Photographic process invented by J. M. Louis Daguerre in 1839 and presented that same year to the French Chamber of Deputies and the Academy of Science by François Arago. Daguerreotypy allows us to fix an image obtained in a dark chamber on a metal plate. As with Nicéphore Niepce’s heliography, daguerreotypy is a photographic process with no negative image. However, unlike heliography, Daguerre’s invention was reliable enough to be marketed.
In a speech that made him famous , French scientist and politician François Arago convinced his peers of the geniality of this invention and the need to acknowledge its “public utility”. Daguerreotypes immediately became public domain; they were also an immediate marketing success. In France, it led to a period of “daguerreotypomania” [Fig. 1]. In 1841, roughly two thousand cameras [Fig. 2] and half a million plates were sold in France alone. Soon, the first photographic studios were opened: portraits could be taken in less than a minute, after early technical teething problems (especially a very long posing time) were overcome. In short, Daguerre’s invention radically revolutionised the way photography was made, by introducing the technical image.

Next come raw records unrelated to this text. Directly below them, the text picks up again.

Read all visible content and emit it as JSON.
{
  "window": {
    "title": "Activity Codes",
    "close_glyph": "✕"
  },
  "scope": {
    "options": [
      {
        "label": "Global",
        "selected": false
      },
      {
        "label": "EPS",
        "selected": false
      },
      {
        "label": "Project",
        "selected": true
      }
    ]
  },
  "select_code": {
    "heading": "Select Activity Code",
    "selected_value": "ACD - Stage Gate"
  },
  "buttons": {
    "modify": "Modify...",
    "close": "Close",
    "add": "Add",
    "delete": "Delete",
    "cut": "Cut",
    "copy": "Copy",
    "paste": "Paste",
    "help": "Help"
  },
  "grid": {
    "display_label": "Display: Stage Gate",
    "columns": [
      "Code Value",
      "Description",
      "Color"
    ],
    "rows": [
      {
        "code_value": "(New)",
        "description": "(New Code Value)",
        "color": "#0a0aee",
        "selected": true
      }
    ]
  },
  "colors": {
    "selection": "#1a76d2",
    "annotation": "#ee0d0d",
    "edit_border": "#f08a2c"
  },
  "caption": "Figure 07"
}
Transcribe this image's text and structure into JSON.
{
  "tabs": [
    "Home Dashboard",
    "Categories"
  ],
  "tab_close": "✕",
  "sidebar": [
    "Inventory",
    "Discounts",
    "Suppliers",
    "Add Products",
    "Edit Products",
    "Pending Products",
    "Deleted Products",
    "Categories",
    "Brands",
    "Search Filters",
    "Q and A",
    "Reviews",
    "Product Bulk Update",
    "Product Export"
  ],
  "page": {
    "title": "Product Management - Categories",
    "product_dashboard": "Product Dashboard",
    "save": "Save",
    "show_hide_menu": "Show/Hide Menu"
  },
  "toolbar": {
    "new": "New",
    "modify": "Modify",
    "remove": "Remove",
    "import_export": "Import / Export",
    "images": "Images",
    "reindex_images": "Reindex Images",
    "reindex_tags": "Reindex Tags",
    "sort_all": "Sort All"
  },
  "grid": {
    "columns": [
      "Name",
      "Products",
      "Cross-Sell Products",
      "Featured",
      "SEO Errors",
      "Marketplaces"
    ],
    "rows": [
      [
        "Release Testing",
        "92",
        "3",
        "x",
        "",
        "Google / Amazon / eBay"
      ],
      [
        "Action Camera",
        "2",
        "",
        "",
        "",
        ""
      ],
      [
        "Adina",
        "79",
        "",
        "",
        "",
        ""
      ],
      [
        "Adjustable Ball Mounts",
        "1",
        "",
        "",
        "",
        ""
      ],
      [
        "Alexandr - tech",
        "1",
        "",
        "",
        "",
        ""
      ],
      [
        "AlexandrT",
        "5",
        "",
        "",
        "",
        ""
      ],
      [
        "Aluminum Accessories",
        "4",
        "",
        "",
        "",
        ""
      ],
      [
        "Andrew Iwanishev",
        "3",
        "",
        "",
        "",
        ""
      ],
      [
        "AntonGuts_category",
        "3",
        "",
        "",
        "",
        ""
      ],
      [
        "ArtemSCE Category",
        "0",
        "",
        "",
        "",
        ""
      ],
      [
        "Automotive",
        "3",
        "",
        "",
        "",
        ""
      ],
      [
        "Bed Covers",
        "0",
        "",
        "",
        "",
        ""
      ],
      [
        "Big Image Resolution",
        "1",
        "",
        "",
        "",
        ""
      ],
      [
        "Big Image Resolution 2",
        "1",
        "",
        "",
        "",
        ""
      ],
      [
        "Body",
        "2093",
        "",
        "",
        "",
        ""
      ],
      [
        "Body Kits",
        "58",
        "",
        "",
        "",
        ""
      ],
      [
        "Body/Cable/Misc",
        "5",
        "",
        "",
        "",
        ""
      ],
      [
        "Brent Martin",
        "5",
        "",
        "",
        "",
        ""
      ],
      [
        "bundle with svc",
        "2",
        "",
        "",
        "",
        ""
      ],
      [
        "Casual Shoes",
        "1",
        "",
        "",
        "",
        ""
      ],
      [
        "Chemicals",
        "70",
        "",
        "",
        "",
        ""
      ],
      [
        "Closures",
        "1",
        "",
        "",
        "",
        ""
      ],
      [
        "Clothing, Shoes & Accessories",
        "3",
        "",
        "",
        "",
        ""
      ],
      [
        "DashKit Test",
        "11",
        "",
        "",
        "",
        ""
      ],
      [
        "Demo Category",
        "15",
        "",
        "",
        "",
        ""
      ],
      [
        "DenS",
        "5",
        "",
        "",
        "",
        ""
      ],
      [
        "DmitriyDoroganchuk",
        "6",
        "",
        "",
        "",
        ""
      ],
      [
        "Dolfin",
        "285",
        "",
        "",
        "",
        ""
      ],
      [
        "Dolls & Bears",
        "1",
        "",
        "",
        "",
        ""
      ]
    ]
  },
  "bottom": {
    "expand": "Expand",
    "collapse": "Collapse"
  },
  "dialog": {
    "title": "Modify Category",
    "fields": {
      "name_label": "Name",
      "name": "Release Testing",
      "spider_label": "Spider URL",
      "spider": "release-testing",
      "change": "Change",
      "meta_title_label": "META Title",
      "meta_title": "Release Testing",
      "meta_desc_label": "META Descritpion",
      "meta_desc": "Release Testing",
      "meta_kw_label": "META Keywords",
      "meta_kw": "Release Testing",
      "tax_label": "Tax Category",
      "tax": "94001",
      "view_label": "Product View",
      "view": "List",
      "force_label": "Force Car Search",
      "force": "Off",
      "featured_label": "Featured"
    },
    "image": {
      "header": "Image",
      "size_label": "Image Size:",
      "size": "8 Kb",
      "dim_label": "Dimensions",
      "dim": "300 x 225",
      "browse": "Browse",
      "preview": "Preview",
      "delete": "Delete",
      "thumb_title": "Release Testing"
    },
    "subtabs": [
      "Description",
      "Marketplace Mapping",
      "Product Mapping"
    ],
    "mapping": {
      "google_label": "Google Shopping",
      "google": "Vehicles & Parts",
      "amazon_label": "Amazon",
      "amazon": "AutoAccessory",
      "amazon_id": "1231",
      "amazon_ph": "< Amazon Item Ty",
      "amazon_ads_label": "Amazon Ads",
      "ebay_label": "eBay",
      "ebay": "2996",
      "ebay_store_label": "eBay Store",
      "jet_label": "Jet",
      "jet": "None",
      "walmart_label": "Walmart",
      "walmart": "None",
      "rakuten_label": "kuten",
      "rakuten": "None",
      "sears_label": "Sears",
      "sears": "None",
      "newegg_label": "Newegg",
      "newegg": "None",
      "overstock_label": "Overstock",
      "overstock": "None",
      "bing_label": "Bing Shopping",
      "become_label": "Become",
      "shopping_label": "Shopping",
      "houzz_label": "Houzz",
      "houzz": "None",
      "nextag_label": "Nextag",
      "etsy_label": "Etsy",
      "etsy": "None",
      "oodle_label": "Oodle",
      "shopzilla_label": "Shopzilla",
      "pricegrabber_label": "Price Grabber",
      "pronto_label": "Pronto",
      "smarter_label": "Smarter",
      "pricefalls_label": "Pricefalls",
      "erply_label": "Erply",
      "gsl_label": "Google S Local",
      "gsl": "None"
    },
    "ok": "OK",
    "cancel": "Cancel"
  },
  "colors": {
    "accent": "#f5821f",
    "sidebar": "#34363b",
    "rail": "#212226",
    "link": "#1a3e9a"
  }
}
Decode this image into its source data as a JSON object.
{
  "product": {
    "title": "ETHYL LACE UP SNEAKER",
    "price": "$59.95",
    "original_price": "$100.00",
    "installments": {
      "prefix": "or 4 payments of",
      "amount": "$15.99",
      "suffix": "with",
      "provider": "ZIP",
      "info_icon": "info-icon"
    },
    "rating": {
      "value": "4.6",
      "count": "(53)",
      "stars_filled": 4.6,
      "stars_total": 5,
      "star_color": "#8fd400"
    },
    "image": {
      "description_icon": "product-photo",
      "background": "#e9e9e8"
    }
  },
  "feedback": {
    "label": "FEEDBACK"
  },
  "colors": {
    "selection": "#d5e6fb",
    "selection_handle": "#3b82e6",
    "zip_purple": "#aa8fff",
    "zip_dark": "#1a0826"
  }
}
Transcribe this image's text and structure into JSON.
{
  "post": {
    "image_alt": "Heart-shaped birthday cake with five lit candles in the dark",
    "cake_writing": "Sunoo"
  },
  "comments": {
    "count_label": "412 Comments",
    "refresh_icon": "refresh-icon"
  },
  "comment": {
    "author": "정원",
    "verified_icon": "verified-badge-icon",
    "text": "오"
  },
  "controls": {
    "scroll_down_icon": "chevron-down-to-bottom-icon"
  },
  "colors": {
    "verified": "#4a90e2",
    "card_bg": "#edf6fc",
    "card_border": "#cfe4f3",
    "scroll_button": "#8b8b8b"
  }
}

Portrait was indeed one the most important practices related to daguerreotypy [Fig. 3]. Marvelled at the precision and clarity of the image produced by the daguerreotype, early customers of photographic studios tried to immortalise their image and that of their relatives and close friends. For obvious economic reasons (in the days before competition between photographers, as well as technical development lowered the price of daguerreotypes), most of the customers of these studios belonged to the bourgeoisie. Soon after the invention of the daguerreotype, these images became an essential staple in any bourgeois household. Family portraits (which frequently included daguerreotypes of recently deceased relatives) were both a status statement and a way to create a genealogical gallery of images that might somehow compensate for the lack of illustrious ancestors. This kind of daguerreotype thus became a specific pictorial tradition which is associated to portrait painting (particularly to miniature portraits).
Travel photography was another domain in which daguerreotypes were used. By immortalising landscapes and monuments, daguerreotypes contributed to the dissemination of images of the world and were linked to the Grand Tour or Orientalism vogues. Several albums containing daguerreotypes (reproduced as lithographs or aqua-fortis, for instance) were soon published, as Noël Marie Paymal Lerebours’s Excursions daguerriennes: vues et monuments les plus remarquables du globe (1842) [Fig. 4]. Some publishers did not hesitate and added human figures to them: these were rarely captured in travel daguerreotypes due to their long posing time. This, as well as the impossibility of reproducing a daguerreotype from a negative image, accounted for the gradual decadence of the process, despite its initial success in many countries like the United States. Daguerreotypes depended on graphic techniques that questioned image automatism. They were fragile and irreproducible, and were gradually replaced by other processes from 1855.
 Arago, François et al., Rapport sur le daguerréotype, La Rochelle, Rumeur des Âges, 1995.